* [What you are asked to do]:
Report all lines of the data below that hold the word "this".

* [Data records]:
····················
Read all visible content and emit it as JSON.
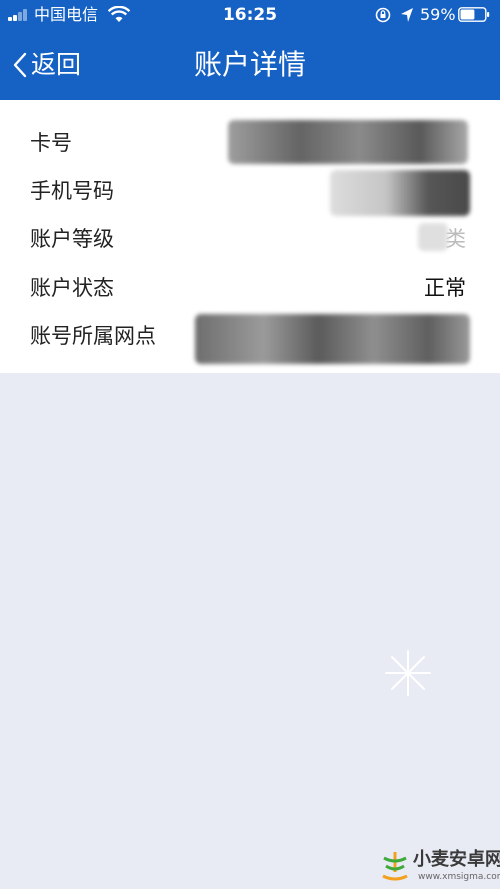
{
  "status_bar": {
    "carrier": "中国电信",
    "time": "16:25",
    "battery_percent": "59%",
    "battery_level": 0.59
  },
  "nav": {
    "back_label": "返回",
    "title": "账户详情"
  },
  "details": [
    {
      "label": "卡号",
      "value": ""
    },
    {
      "label": "手机号码",
      "value": ""
    },
    {
      "label": "账户等级",
      "value": "类"
    },
    {
      "label": "账户状态",
      "value": "正常"
    },
    {
      "label": "账号所属网点",
      "value": ""
    }
  ],
  "watermark": {
    "name": "小麦安卓网",
    "url": "www.xmsigma.com"
  },
  "colors": {
    "header": "#1561c4",
    "background": "#e9ebf4",
    "card": "#ffffff"
  }
}
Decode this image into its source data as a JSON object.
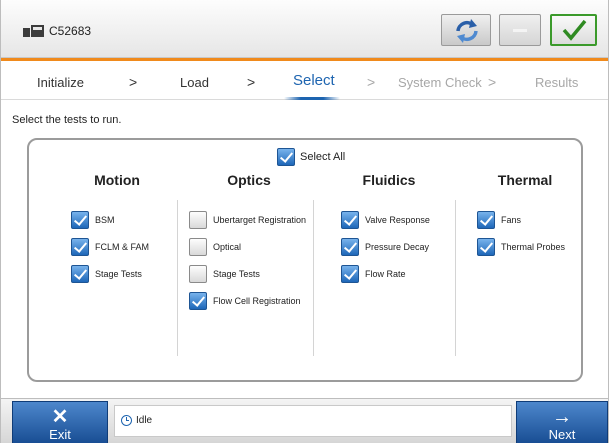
{
  "header": {
    "device_id": "C52683",
    "refresh_icon": "refresh-icon",
    "confirm_icon": "checkmark-icon"
  },
  "steps": [
    {
      "label": "Initialize",
      "state": "done"
    },
    {
      "label": "Load",
      "state": "done"
    },
    {
      "label": "Select",
      "state": "active"
    },
    {
      "label": "System Check",
      "state": "pending"
    },
    {
      "label": "Results",
      "state": "pending"
    }
  ],
  "main": {
    "instructions": "Select the tests to run.",
    "select_all": {
      "label": "Select All",
      "checked": true
    },
    "groups": [
      {
        "title": "Motion",
        "items": [
          {
            "label": "BSM",
            "checked": true
          },
          {
            "label": "FCLM & FAM",
            "checked": true
          },
          {
            "label": "Stage Tests",
            "checked": true
          }
        ]
      },
      {
        "title": "Optics",
        "items": [
          {
            "label": "Ubertarget Registration",
            "checked": false
          },
          {
            "label": "Optical",
            "checked": false
          },
          {
            "label": "Stage Tests",
            "checked": false
          },
          {
            "label": "Flow Cell Registration",
            "checked": true
          }
        ]
      },
      {
        "title": "Fluidics",
        "items": [
          {
            "label": "Valve Response",
            "checked": true
          },
          {
            "label": "Pressure Decay",
            "checked": true
          },
          {
            "label": "Flow Rate",
            "checked": true
          }
        ]
      },
      {
        "title": "Thermal",
        "items": [
          {
            "label": "Fans",
            "checked": true
          },
          {
            "label": "Thermal Probes",
            "checked": true
          }
        ]
      }
    ]
  },
  "footer": {
    "exit_label": "Exit",
    "next_label": "Next",
    "status": "Idle",
    "exit_icon": "close-icon",
    "next_icon": "arrow-right-icon"
  },
  "colors": {
    "accent": "#1d64b0",
    "progress_bar": "#f08a1c",
    "confirm": "#3b9a2b"
  }
}
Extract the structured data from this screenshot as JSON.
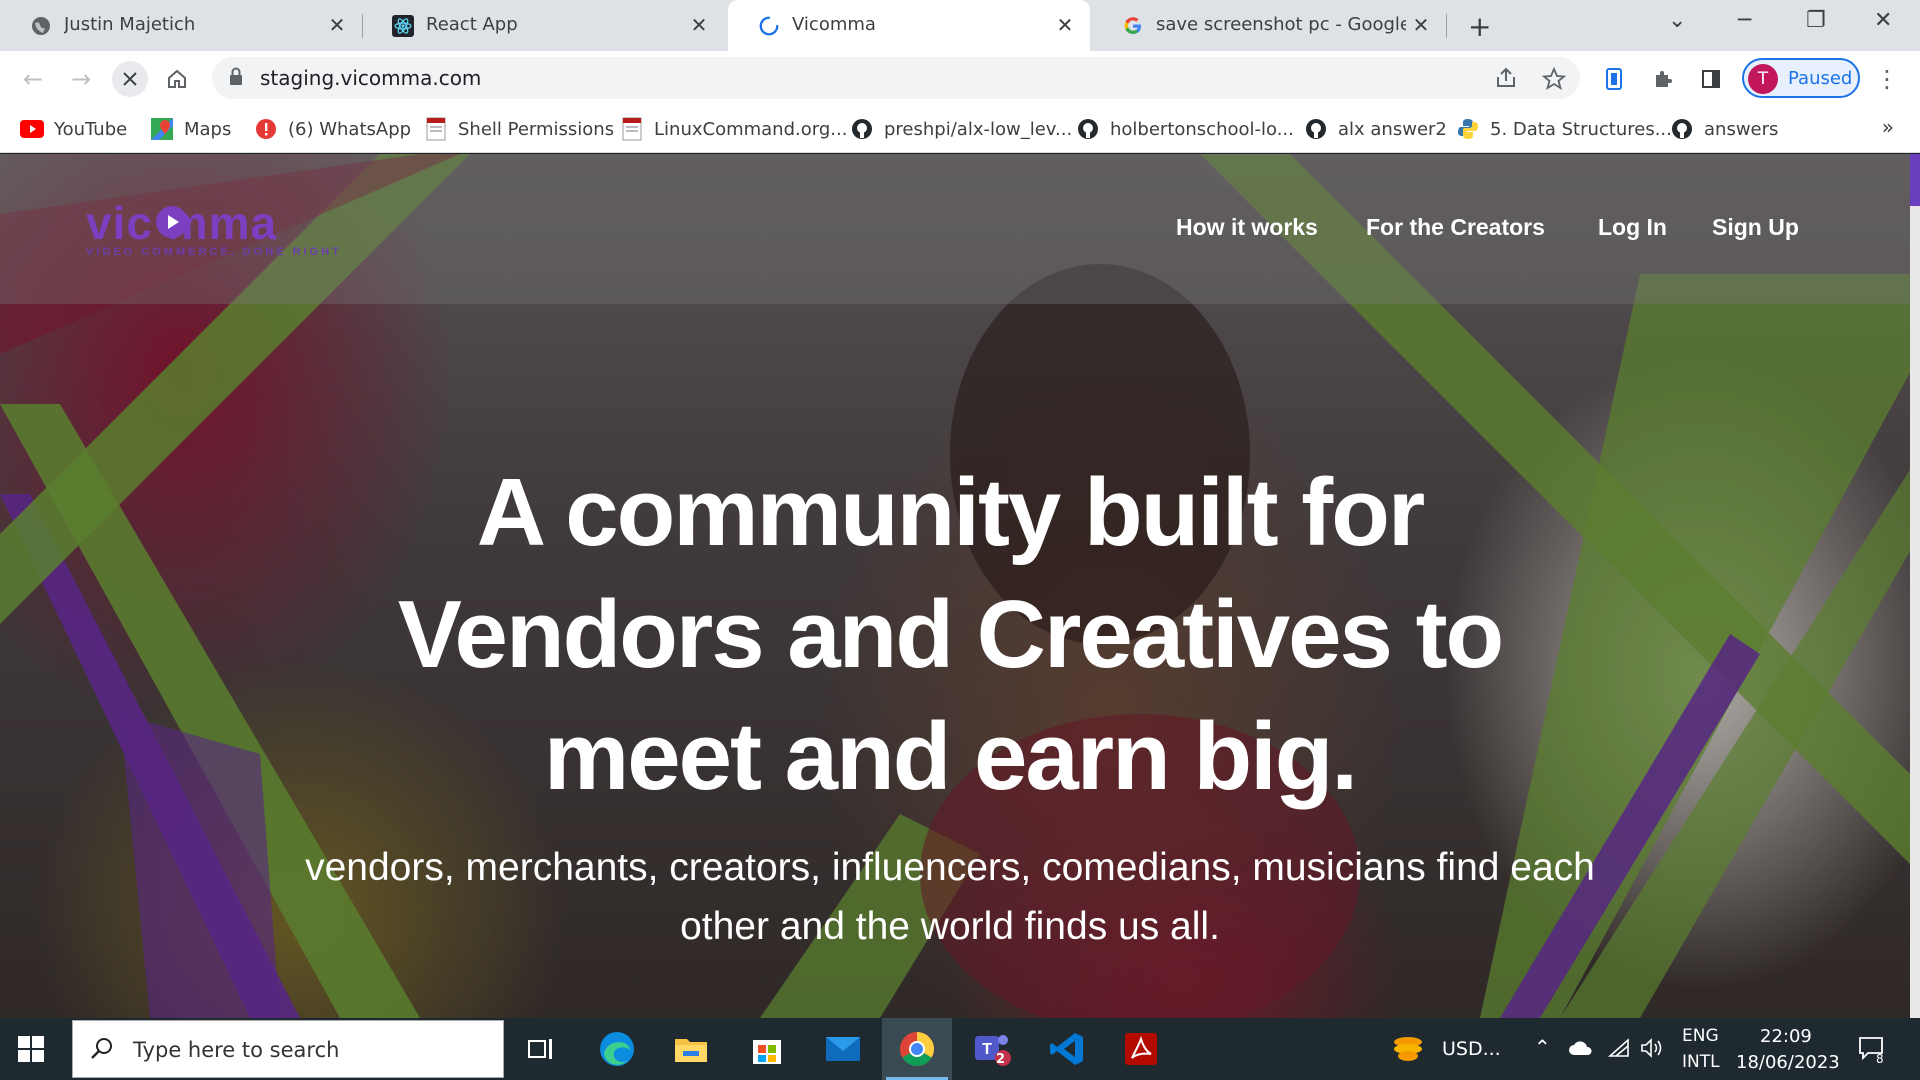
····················
* [Exercise answer]:
Decode this image into its source data as a JSON object.
Extract the structured data from this screenshot as JSON.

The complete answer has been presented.